- **INSTRUCTIONS TO FOLLOW**:
Should any entry include an image, skip the image and copy the entry exactly.

BEGIN THE DATA

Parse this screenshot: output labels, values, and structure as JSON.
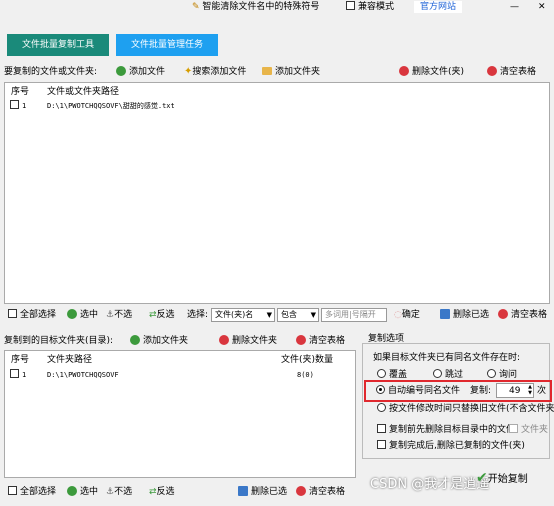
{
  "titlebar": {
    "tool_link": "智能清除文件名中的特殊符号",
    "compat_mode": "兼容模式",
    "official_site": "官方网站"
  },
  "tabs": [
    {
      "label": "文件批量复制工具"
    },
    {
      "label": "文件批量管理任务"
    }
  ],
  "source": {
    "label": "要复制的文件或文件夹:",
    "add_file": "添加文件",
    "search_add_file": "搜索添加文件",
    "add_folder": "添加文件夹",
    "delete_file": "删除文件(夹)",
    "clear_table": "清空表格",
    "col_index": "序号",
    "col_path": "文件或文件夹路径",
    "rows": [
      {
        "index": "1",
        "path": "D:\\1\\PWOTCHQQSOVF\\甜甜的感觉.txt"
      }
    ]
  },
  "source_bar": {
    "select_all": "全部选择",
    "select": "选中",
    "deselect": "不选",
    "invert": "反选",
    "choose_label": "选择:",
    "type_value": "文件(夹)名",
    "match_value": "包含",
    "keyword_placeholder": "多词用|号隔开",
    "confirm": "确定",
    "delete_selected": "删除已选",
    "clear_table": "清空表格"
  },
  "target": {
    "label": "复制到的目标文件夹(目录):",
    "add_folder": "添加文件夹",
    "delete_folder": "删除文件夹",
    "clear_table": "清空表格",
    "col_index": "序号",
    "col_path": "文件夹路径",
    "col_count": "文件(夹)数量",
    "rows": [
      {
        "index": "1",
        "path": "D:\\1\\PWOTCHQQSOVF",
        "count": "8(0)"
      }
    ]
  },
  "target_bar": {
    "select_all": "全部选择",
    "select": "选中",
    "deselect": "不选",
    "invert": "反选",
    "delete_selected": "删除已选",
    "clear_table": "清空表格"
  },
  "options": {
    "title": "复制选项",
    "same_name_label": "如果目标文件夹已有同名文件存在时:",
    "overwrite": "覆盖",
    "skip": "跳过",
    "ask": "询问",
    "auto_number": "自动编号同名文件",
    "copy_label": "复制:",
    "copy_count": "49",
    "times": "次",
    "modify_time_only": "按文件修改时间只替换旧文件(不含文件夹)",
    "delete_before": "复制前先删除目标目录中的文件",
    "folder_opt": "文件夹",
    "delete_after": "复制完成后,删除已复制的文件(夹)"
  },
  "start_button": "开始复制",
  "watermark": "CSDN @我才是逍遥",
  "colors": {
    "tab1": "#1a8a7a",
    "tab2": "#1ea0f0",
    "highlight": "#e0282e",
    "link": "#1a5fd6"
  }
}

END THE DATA

- **ANSWER SECTION**:
Parse this screenshot: output labels, values, and structure as JSON.
{
  "titlebar": {
    "tool_link": "智能清除文件名中的特殊符号",
    "compat_mode": "兼容模式",
    "official_site": "官方网站"
  },
  "tabs": [
    {
      "label": "文件批量复制工具"
    },
    {
      "label": "文件批量管理任务"
    }
  ],
  "source": {
    "label": "要复制的文件或文件夹:",
    "add_file": "添加文件",
    "search_add_file": "搜索添加文件",
    "add_folder": "添加文件夹",
    "delete_file": "删除文件(夹)",
    "clear_table": "清空表格",
    "col_index": "序号",
    "col_path": "文件或文件夹路径",
    "rows": [
      {
        "index": "1",
        "path": "D:\\1\\PWOTCHQQSOVF\\甜甜的感觉.txt"
      }
    ]
  },
  "source_bar": {
    "select_all": "全部选择",
    "select": "选中",
    "deselect": "不选",
    "invert": "反选",
    "choose_label": "选择:",
    "type_value": "文件(夹)名",
    "match_value": "包含",
    "keyword_placeholder": "多词用|号隔开",
    "confirm": "确定",
    "delete_selected": "删除已选",
    "clear_table": "清空表格"
  },
  "target": {
    "label": "复制到的目标文件夹(目录):",
    "add_folder": "添加文件夹",
    "delete_folder": "删除文件夹",
    "clear_table": "清空表格",
    "col_index": "序号",
    "col_path": "文件夹路径",
    "col_count": "文件(夹)数量",
    "rows": [
      {
        "index": "1",
        "path": "D:\\1\\PWOTCHQQSOVF",
        "count": "8(0)"
      }
    ]
  },
  "target_bar": {
    "select_all": "全部选择",
    "select": "选中",
    "deselect": "不选",
    "invert": "反选",
    "delete_selected": "删除已选",
    "clear_table": "清空表格"
  },
  "options": {
    "title": "复制选项",
    "same_name_label": "如果目标文件夹已有同名文件存在时:",
    "overwrite": "覆盖",
    "skip": "跳过",
    "ask": "询问",
    "auto_number": "自动编号同名文件",
    "copy_label": "复制:",
    "copy_count": "49",
    "times": "次",
    "modify_time_only": "按文件修改时间只替换旧文件(不含文件夹)",
    "delete_before": "复制前先删除目标目录中的文件",
    "folder_opt": "文件夹",
    "delete_after": "复制完成后,删除已复制的文件(夹)"
  },
  "start_button": "开始复制",
  "watermark": "CSDN @我才是逍遥",
  "colors": {
    "tab1": "#1a8a7a",
    "tab2": "#1ea0f0",
    "highlight": "#e0282e",
    "link": "#1a5fd6"
  }
}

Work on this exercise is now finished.